Continued from Part One
It’s impossible to talk about the final years of the golden age of radio without talking about what brought about its decline. In the years immediately after the War, television was a joke on radio. It was said to feature little more than professional wrestling and old movies that weren’t that good when they were first shown in theaters.
Long-time radio comedian Fred Allen said in 1950, “I’ve decided why they call television a medium. It’s because nothing on it is well done.”
In the same year, on Life of Riley radio program, Chester Riley (played by William Bendix) talked about when he was planning on getting a television. He cited waiting for new models come out with improvements. When asked what improvements Riley was waiting for, he replied, “Someday, they’ll put on entertainment.”
There was truth behind the jokes. In the early days of television, home viewing audiences were smaller, the technology was experimental, and the limited audience meant limited advertising revenues and smaller budgets. TV stations didn’t have the money to license A-films to be played on television. When they made original productions, they couldn’t afford glamourous talented actors, so they often settled for those who were glamourous but with minimal talent. Actresses being hired to show skin exasperated actor William Gargan, who left his role on the successful Martin Kane, Private Eye television program with a 7 year contract to go back to radio.

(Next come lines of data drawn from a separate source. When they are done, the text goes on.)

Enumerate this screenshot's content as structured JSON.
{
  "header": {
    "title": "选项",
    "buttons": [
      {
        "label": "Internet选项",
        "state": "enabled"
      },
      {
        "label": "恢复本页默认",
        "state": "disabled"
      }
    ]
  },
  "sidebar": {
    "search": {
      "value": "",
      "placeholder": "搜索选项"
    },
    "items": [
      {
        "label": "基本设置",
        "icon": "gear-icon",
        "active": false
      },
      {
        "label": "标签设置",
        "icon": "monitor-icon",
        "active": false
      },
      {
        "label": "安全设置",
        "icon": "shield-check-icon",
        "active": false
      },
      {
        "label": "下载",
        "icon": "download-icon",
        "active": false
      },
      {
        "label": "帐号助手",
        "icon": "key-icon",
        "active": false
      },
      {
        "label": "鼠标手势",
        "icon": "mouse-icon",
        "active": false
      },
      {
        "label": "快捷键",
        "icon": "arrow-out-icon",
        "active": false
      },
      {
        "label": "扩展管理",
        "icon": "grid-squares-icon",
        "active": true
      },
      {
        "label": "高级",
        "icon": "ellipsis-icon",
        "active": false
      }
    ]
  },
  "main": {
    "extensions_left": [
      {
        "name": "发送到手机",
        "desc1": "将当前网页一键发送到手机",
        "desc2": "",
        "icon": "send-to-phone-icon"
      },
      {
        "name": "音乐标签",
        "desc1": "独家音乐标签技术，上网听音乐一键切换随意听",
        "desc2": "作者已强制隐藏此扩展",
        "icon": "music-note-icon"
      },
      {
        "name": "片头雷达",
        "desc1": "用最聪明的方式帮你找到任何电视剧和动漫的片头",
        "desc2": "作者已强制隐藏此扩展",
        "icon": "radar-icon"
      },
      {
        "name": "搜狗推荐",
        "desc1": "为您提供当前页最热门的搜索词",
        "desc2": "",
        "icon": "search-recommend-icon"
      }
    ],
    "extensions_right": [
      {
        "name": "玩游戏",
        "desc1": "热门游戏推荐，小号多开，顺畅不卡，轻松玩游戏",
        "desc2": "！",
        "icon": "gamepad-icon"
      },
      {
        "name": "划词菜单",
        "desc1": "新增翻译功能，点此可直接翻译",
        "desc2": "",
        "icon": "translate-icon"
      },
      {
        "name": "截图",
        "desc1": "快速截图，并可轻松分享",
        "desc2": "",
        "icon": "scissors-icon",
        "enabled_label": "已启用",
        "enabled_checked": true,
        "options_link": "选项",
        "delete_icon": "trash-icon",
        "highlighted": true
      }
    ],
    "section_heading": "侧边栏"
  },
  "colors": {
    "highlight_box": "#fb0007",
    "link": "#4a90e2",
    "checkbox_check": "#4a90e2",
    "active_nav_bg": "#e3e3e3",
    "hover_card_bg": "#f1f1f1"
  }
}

Television also came with a steep learning curve. Like radio, most television programs were live. However, on radio an actor could flub a line and find his place by looking at the script. Television required working without a net. Yet, Americans wanted television to succeed. Development of the medium had been ongoing since before World War II. Now, with hard-earned savings, America wanted television. My father came at age around this time and he waxed nostalgic about actors blowing their lines on live TV. With America hungry for television, even its bugs became features.
Most radio performers suspected it would catch on and most would play a part in it. Fred Allen would spend his last days on a TV game program, and William Bendix would come to TV as Chester Riley as soon as Bendix’s studio would allow it.
Television Built on the Foundation of Radio
Television set out to give Americans the same programs they enjoyed on radio. Early TV was filled with detective shows, dramatic anthologies, family comedies, and soap operas. The links between early television and the golden age of radio run deep.
Perhaps the greatest television hit of all time, I Love Lucy, hit radio in 1952. The series starred Lucille Ball, who had starred in another domestic comedy My Favorite Husband. Many scripts used on I Love Lucy were reworked scripts from My Favorite Husband.
Oftentimes, the programs directly moved from radio to television. TV programs like The Life of Riley, Our Miss Brooks, My Friend Irma, Dangerous Assignment, The Line-Up, Suspense, the Adventures of Superman, The Lux Video Theater, and You Bet Your Life all had roots in radio. In some cases, cast members were changed, but in others, you got to see all the old radio favorites that you’d only heard for all these years.
Radio comedy legends like Red Skelton, Burns and Allen, and Jack Benny also made the transition to television. In addition, the Colgate Comedy Hour became a place where noted radio stars like Eddie Cantor, Abbott and Costello, and Dean Martin and Jerry Lewis took center stage in live shows.
Many programs became so successful and so associated with television, only the most dedicated even knows there was a radio version. Dragnet aired two and a half years over radio before coming to television and would air for eight seasons in the 1950s and make four more seasons in a comeback in the 1960s. The Adventures of Ozzie and Harriet aired on radio seven and a half years before the television show premiered and would last on television for fourteen seasons. Guiding Light had fifteen years on radio before its television debut and would continue on television for fifty-seven years.
Other programs crashed and burned, often hard. Radio hits like Gangbusters, Life with Luigi, and The Great Gildersleeve didn’t last long on television. An ill-considered version of Fibber McGee and Molly without Jim and Marion Jordan also failed to catch on on television.
Some radio shows proved to work better on television. Audience participation programs like People are Funny and Truth or Consequences are better when the audience can see the outrageous stunts the contestants are sent on and Candid Camera was far more enduring than Candid Microphone. In addition, physical comedians like Lou Costello or Jerry Lewis were limited by radio and television allows their full zaniness to show.
Other radio shows used techniques that didn’t work on television. In the finale of the Dragnet radio episode, “The Big Bar,” the audience gets to hear the police radio as police cars chase down the suspects, with occasional commentary from our heroes and people in the radio room. In the television version, we’re treated to several minutes of the cameraman trying to find interesting shots of people standing around the radio room, listening to the chase on the radio.
Baby Snooks (Fanny Brice) was a beloved seven-year old girl who bedeviled her daddy with her questions and bad behavior. A decision was made to do a television version with the 59-year-old Brice accompanied by her father, who was played by Hanley Stafford, a man eight years her junior. Her television audience didn’t appreciate an adult actress playing a child’s role on a live action show, so she didn’t repeat the appearance again.
While many of those who made the golden age of radio special moved to television, radio drama still continued. In our next article, we’ll look at the final years of the golden age of radio.